Smartphone market expected to disappoint - again

(Image credit: Future)

Economic uncertainty, improved build quality, and an increasing appeal for sustainable living will hurt the global smartphone market, while at the same time propelling the worldwide used phone market to new heights, according to a new market forecast from analysts CSS Insight.

The company expects mobile phone shipments to hit 1.35 billion units in 2023, down 4% from last year, reaching the absolute lowest annual level for the past ten years. Of those devices, 1.16 billion will be new devices.

For Marina Koytcheva, Vice President of Forecasting at CCS Insight, this is because people are happy to keep their devices with them longer.

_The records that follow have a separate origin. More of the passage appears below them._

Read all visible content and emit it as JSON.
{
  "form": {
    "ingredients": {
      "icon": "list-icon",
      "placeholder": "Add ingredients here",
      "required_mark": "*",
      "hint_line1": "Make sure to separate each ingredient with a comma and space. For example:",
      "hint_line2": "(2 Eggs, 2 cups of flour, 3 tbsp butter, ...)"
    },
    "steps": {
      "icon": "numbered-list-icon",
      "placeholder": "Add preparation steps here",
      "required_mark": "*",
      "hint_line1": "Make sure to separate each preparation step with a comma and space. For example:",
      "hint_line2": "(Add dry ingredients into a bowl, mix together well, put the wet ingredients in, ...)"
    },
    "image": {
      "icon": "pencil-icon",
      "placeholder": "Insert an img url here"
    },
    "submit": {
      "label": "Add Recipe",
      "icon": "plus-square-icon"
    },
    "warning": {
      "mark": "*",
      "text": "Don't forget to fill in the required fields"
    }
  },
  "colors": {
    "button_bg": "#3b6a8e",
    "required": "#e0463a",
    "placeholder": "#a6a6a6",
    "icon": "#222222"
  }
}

Also, with the global economy having wild swings due to Covid-19, the Russian invasion, and the looming global recession, they’re not as keen on heavy investments in top-tier devices. 

Growing second-hand demand

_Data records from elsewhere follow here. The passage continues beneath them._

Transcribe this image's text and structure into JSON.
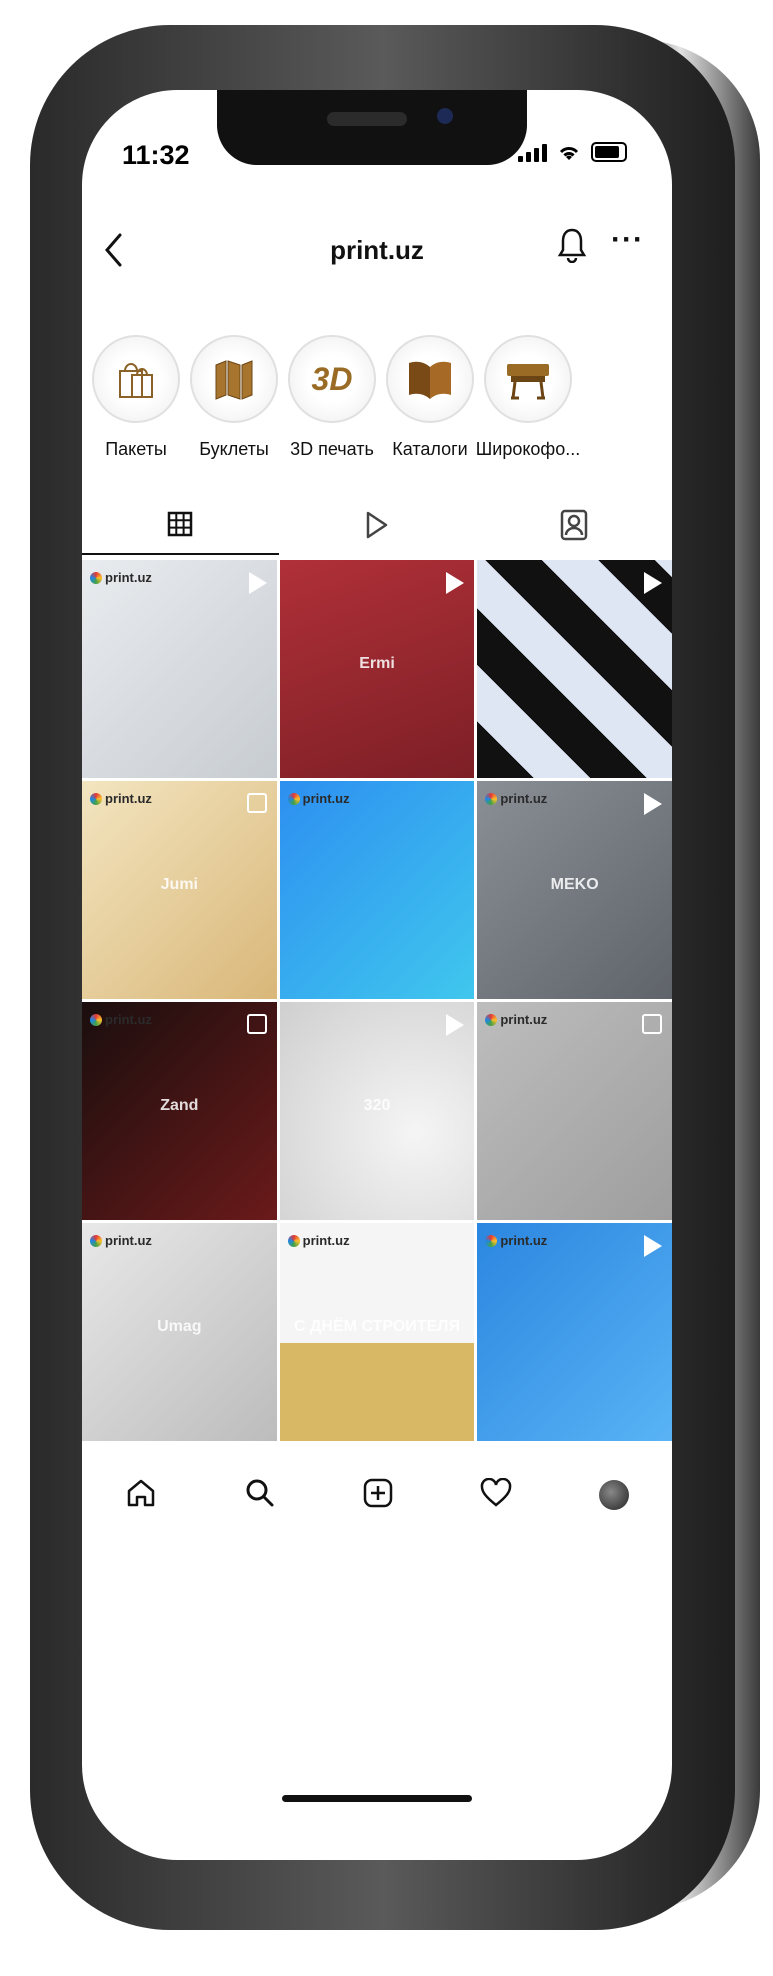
{
  "status_bar": {
    "time": "11:32"
  },
  "header": {
    "title": "print.uz",
    "back_icon": "chevron-left-icon",
    "bell_icon": "bell-icon",
    "more_label": "···"
  },
  "highlights": [
    {
      "label": "Пакеты",
      "icon": "shopping-bag-icon"
    },
    {
      "label": "Буклеты",
      "icon": "booklet-icon"
    },
    {
      "label": "3D печать",
      "icon": "3d-icon",
      "icon_text": "3D"
    },
    {
      "label": "Каталоги",
      "icon": "open-book-icon"
    },
    {
      "label": "Широкофо...",
      "icon": "plotter-icon"
    }
  ],
  "tabs": [
    {
      "name": "grid",
      "icon": "grid-icon"
    },
    {
      "name": "reels",
      "icon": "play-icon"
    },
    {
      "name": "tagged",
      "icon": "tagged-person-icon"
    }
  ],
  "posts": [
    {
      "logo": "print.uz",
      "badge": "play",
      "bg": "linear-gradient(135deg,#e9ecef,#c7ccd1)"
    },
    {
      "logo": "",
      "badge": "play",
      "bg": "linear-gradient(160deg,#b03038,#7d1f26)",
      "caption": "Ermi"
    },
    {
      "logo": "",
      "badge": "play",
      "bg": "repeating-linear-gradient(45deg,#111 0 40px,#dfe6f3 40px 80px)"
    },
    {
      "logo": "print.uz",
      "badge": "multi",
      "bg": "linear-gradient(135deg,#f3e5c0,#d9b779)",
      "caption": "Jumi"
    },
    {
      "logo": "print.uz",
      "badge": "",
      "bg": "linear-gradient(135deg,#2d8ff0,#40c7ee)"
    },
    {
      "logo": "print.uz",
      "badge": "play",
      "bg": "linear-gradient(135deg,#8a8f96,#5f646a)",
      "caption": "MEKO"
    },
    {
      "logo": "print.uz",
      "badge": "multi",
      "bg": "linear-gradient(135deg,#1a0e0e,#6b1a1a)",
      "caption": "Zand"
    },
    {
      "logo": "",
      "badge": "play",
      "bg": "radial-gradient(circle at 70% 60%,#f5f5f5,#cfcfcf)",
      "caption": "320"
    },
    {
      "logo": "print.uz",
      "badge": "multi",
      "bg": "linear-gradient(135deg,#bdbdbd,#9e9e9e)"
    },
    {
      "logo": "print.uz",
      "badge": "",
      "bg": "linear-gradient(135deg,#e8e8e8,#bcbcbc)",
      "caption": "Umag"
    },
    {
      "logo": "print.uz",
      "badge": "",
      "bg": "linear-gradient(180deg,#f5f5f5 0%,#f5f5f5 55%,#d9b865 55%)",
      "caption": "С ДНЁМ СТРОИТЕЛЯ"
    },
    {
      "logo": "print.uz",
      "badge": "play",
      "bg": "linear-gradient(135deg,#2b86e0,#59b3f5)"
    }
  ],
  "bottom_nav": [
    {
      "name": "home",
      "icon": "home-icon"
    },
    {
      "name": "search",
      "icon": "search-icon"
    },
    {
      "name": "new-post",
      "icon": "plus-square-icon"
    },
    {
      "name": "activity",
      "icon": "heart-icon"
    },
    {
      "name": "profile",
      "icon": "avatar-icon"
    }
  ],
  "colors": {
    "frame": "#2a2a2a",
    "steel": "#c9c9c9",
    "screen": "#ffffff",
    "text": "#111111"
  }
}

But people still like mobile phones, so they’re increasingly turning towards used options.

"The market for second-hand devices is forecast to continue growing in 2023 as people seek value-for-money options in the face of a weak economy and choose pre-owned phones to support a more environmentally friendly lifestyle", commented Parul Saxena, Senior Analyst at CCS Insight. 

CSS Insights believes that this year, 330 million used devices will be sold, with a “growing proportion” coming in through organized channels.

Some new smartphones will still perform well, the researchers believe. Namely, 5G-enabled devices will show relatively strong demand, possibly reaching 700 million shipments this year. That would mean that more than one in every two phones sold will be a 5G-enabled device.

The entire market might pick up somewhat next year, the researchers concluded, but it’s highly unlikely to reach the heights of the mid 2010’s, when almost two billion new devices were sold every year. The second-hand market is growing too strong to allow it, they argue.

In fact, by 2027, the proportion of all sales going to used devices is likely to double.

"Our research shows that mobile phones remain the most loved connected device that people own. But that doesn't mean that consumers want to keep buying phones as often as before, or purchase brand-new devices. Post-pandemic consumer behavior has changed, and the industry needs to adapt to the new reality," Koytcheva concludes.

Sead Fadilpašić

Sead is a seasoned freelance journalist based in Sarajevo, Bosnia and Herzegovina. He writes about IT (cloud, IoT, 5G, VPN) and cybersecurity (ransomware, data breaches, laws and regulations). In his career, spanning more than a decade, he’s written for numerous media outlets, including Al Jazeera Balkans. He’s also held several modules on content writing for Represent Communications.